Every entry below is to be copied exactly as written.

Excerpts from a dataset

####

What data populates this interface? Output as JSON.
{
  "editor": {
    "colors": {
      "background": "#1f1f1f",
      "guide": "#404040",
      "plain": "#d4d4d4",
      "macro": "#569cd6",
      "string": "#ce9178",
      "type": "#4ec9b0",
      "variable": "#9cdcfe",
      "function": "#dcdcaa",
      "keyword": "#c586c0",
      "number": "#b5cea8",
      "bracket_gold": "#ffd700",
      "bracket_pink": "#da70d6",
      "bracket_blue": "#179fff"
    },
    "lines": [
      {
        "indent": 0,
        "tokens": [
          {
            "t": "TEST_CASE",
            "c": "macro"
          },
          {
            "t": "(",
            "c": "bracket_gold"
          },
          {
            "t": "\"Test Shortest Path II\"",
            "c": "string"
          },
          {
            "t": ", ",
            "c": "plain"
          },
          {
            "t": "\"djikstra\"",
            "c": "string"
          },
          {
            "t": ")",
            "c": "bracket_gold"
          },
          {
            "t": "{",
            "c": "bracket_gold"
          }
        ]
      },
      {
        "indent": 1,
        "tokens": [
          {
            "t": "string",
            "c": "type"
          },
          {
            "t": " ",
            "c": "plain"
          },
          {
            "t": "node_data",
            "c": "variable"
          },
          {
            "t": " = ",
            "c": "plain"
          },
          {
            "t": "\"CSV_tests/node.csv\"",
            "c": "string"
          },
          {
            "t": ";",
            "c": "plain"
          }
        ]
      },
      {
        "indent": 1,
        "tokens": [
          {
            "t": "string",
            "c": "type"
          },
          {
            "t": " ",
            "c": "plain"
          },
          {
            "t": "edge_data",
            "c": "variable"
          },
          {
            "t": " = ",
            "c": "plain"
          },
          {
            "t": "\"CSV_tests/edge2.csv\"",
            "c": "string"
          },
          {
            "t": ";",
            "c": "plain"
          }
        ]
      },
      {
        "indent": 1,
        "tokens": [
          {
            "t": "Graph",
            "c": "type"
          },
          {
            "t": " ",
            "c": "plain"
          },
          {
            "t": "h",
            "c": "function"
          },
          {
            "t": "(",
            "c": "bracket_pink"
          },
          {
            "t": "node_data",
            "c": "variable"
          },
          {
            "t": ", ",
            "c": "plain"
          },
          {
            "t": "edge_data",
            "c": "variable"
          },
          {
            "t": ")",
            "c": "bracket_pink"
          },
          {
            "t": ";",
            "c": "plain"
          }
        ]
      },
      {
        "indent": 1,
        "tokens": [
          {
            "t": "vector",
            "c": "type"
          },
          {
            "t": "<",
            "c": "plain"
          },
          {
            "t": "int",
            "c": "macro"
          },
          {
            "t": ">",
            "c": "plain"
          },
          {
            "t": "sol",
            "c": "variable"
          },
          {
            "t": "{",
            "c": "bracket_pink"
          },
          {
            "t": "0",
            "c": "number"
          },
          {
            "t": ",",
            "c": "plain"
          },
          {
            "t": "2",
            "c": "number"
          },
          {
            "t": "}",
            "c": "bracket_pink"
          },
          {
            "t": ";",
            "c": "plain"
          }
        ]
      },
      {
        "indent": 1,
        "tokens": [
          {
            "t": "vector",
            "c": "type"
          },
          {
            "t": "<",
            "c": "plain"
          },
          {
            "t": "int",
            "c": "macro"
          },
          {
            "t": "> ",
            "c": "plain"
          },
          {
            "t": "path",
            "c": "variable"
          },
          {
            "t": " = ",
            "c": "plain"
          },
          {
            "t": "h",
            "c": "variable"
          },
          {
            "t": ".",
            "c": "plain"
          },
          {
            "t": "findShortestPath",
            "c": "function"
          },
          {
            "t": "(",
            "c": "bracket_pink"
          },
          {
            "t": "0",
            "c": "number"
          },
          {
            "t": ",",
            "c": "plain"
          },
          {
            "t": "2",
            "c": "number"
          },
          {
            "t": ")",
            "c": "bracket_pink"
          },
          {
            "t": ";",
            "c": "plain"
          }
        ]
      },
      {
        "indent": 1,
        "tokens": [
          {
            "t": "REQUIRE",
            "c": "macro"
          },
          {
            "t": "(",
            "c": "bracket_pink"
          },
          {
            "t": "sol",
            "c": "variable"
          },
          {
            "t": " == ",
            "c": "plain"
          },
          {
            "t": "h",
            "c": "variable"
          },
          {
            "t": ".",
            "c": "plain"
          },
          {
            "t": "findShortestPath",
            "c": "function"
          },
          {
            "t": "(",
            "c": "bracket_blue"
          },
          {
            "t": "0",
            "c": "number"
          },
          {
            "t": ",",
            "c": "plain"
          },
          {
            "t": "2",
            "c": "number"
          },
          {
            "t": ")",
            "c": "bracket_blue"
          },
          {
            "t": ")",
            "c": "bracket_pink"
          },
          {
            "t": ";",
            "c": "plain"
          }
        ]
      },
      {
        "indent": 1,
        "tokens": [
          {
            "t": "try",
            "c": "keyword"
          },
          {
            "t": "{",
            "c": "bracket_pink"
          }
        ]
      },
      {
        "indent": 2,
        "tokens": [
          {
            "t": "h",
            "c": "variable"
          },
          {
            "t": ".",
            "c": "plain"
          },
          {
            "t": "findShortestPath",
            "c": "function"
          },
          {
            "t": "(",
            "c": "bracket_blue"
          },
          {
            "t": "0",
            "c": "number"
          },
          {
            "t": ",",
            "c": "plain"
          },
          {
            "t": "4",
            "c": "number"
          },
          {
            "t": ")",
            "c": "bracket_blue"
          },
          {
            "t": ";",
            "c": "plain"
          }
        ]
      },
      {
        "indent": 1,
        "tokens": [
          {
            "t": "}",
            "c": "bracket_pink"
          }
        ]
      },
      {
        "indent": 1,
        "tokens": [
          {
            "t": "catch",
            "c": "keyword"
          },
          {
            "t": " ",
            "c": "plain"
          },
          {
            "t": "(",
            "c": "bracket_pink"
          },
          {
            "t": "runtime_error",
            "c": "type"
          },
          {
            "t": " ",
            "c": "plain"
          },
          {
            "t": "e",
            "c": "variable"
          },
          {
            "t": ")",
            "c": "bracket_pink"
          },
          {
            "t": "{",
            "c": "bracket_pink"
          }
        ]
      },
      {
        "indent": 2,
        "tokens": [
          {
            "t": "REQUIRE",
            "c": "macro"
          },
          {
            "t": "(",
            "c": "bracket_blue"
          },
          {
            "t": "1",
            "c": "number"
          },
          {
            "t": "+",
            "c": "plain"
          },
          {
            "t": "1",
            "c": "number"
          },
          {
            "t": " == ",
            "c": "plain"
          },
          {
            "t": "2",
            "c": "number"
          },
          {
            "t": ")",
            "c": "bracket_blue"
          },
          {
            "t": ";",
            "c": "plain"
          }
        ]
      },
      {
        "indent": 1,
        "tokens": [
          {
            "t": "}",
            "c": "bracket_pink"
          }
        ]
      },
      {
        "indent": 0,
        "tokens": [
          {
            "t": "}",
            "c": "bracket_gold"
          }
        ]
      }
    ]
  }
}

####

Written response:
What data populates this interface? Output as JSON.
{
  "editor": {
    "colors": {
      "background": "#1f1f1f",
      "guide": "#404040",
      "plain": "#d4d4d4",
      "macro": "#569cd6",
      "string": "#ce9178",
      "type": "#4ec9b0",
      "variable": "#9cdcfe",
      "function": "#dcdcaa",
      "keyword": "#c586c0",
      "number": "#b5cea8",
      "bracket_gold": "#ffd700",
      "bracket_pink": "#da70d6",
      "bracket_blue": "#179fff"
    },
    "lines": [
      {
        "indent": 0,
        "tokens": [
          {
            "t": "TEST_CASE",
            "c": "macro"
          },
          {
            "t": "(",
            "c": "bracket_gold"
          },
          {
            "t": "\"Test Shortest Path II\"",
            "c": "string"
          },
          {
            "t": ", ",
            "c": "plain"
          },
          {
            "t": "\"djikstra\"",
            "c": "string"
          },
          {
            "t": ")",
            "c": "bracket_gold"
          },
          {
            "t": "{",
            "c": "bracket_gold"
          }
        ]
      },
      {
        "indent": 1,
        "tokens": [
          {
            "t": "string",
            "c": "type"
          },
          {
            "t": " ",
            "c": "plain"
          },
          {
            "t": "node_data",
            "c": "variable"
          },
          {
            "t": " = ",
            "c": "plain"
          },
          {
            "t": "\"CSV_tests/node.csv\"",
            "c": "string"
          },
          {
            "t": ";",
            "c": "plain"
          }
        ]
      },
      {
        "indent": 1,
        "tokens": [
          {
            "t": "string",
            "c": "type"
          },
          {
            "t": " ",
            "c": "plain"
          },
          {
            "t": "edge_data",
            "c": "variable"
          },
          {
            "t": " = ",
            "c": "plain"
          },
          {
            "t": "\"CSV_tests/edge2.csv\"",
            "c": "string"
          },
          {
            "t": ";",
            "c": "plain"
          }
        ]
      },
      {
        "indent": 1,
        "tokens": [
          {
            "t": "Graph",
            "c": "type"
          },
          {
            "t": " ",
            "c": "plain"
          },
          {
            "t": "h",
            "c": "function"
          },
          {
            "t": "(",
            "c": "bracket_pink"
          },
          {
            "t": "node_data",
            "c": "variable"
          },
          {
            "t": ", ",
            "c": "plain"
          },
          {
            "t": "edge_data",
            "c": "variable"
          },
          {
            "t": ")",
            "c": "bracket_pink"
          },
          {
            "t": ";",
            "c": "plain"
          }
        ]
      },
      {
        "indent": 1,
        "tokens": [
          {
            "t": "vector",
            "c": "type"
          },
          {
            "t": "<",
            "c": "plain"
          },
          {
            "t": "int",
            "c": "macro"
          },
          {
            "t": ">",
            "c": "plain"
          },
          {
            "t": "sol",
            "c": "variable"
          },
          {
            "t": "{",
            "c": "bracket_pink"
          },
          {
            "t": "0",
            "c": "number"
          },
          {
            "t": ",",
            "c": "plain"
          },
          {
            "t": "2",
            "c": "number"
          },
          {
            "t": "}",
            "c": "bracket_pink"
          },
          {
            "t": ";",
            "c": "plain"
          }
        ]
      },
      {
        "indent": 1,
        "tokens": [
          {
            "t": "vector",
            "c": "type"
          },
          {
            "t": "<",
            "c": "plain"
          },
          {
            "t": "int",
            "c": "macro"
          },
          {
            "t": "> ",
            "c": "plain"
          },
          {
            "t": "path",
            "c": "variable"
          },
          {
            "t": " = ",
            "c": "plain"
          },
          {
            "t": "h",
            "c": "variable"
          },
          {
            "t": ".",
            "c": "plain"
          },
          {
            "t": "findShortestPath",
            "c": "function"
          },
          {
            "t": "(",
            "c": "bracket_pink"
          },
          {
            "t": "0",
            "c": "number"
          },
          {
            "t": ",",
            "c": "plain"
          },
          {
            "t": "2",
            "c": "number"
          },
          {
            "t": ")",
            "c": "bracket_pink"
          },
          {
            "t": ";",
            "c": "plain"
          }
        ]
      },
      {
        "indent": 1,
        "tokens": [
          {
            "t": "REQUIRE",
            "c": "macro"
          },
          {
            "t": "(",
            "c": "bracket_pink"
          },
          {
            "t": "sol",
            "c": "variable"
          },
          {
            "t": " == ",
            "c": "plain"
          },
          {
            "t": "h",
            "c": "variable"
          },
          {
            "t": ".",
            "c": "plain"
          },
          {
            "t": "findShortestPath",
            "c": "function"
          },
          {
            "t": "(",
            "c": "bracket_blue"
          },
          {
            "t": "0",
            "c": "number"
          },
          {
            "t": ",",
            "c": "plain"
          },
          {
            "t": "2",
            "c": "number"
          },
          {
            "t": ")",
            "c": "bracket_blue"
          },
          {
            "t": ")",
            "c": "bracket_pink"
          },
          {
            "t": ";",
            "c": "plain"
          }
        ]
      },
      {
        "indent": 1,
        "tokens": [
          {
            "t": "try",
            "c": "keyword"
          },
          {
            "t": "{",
            "c": "bracket_pink"
          }
        ]
      },
      {
        "indent": 2,
        "tokens": [
          {
            "t": "h",
            "c": "variable"
          },
          {
            "t": ".",
            "c": "plain"
          },
          {
            "t": "findShortestPath",
            "c": "function"
          },
          {
            "t": "(",
            "c": "bracket_blue"
          },
          {
            "t": "0",
            "c": "number"
          },
          {
            "t": ",",
            "c": "plain"
          },
          {
            "t": "4",
            "c": "number"
          },
          {
            "t": ")",
            "c": "bracket_blue"
          },
          {
            "t": ";",
            "c": "plain"
          }
        ]
      },
      {
        "indent": 1,
        "tokens": [
          {
            "t": "}",
            "c": "bracket_pink"
          }
        ]
      },
      {
        "indent": 1,
        "tokens": [
          {
            "t": "catch",
            "c": "keyword"
          },
          {
            "t": " ",
            "c": "plain"
          },
          {
            "t": "(",
            "c": "bracket_pink"
          },
          {
            "t": "runtime_error",
            "c": "type"
          },
          {
            "t": " ",
            "c": "plain"
          },
          {
            "t": "e",
            "c": "variable"
          },
          {
            "t": ")",
            "c": "bracket_pink"
          },
          {
            "t": "{",
            "c": "bracket_pink"
          }
        ]
      },
      {
        "indent": 2,
        "tokens": [
          {
            "t": "REQUIRE",
            "c": "macro"
          },
          {
            "t": "(",
            "c": "bracket_blue"
          },
          {
            "t": "1",
            "c": "number"
          },
          {
            "t": "+",
            "c": "plain"
          },
          {
            "t": "1",
            "c": "number"
          },
          {
            "t": " == ",
            "c": "plain"
          },
          {
            "t": "2",
            "c": "number"
          },
          {
            "t": ")",
            "c": "bracket_blue"
          },
          {
            "t": ";",
            "c": "plain"
          }
        ]
      },
      {
        "indent": 1,
        "tokens": [
          {
            "t": "}",
            "c": "bracket_pink"
          }
        ]
      },
      {
        "indent": 0,
        "tokens": [
          {
            "t": "}",
            "c": "bracket_gold"
          }
        ]
      }
    ]
  }
}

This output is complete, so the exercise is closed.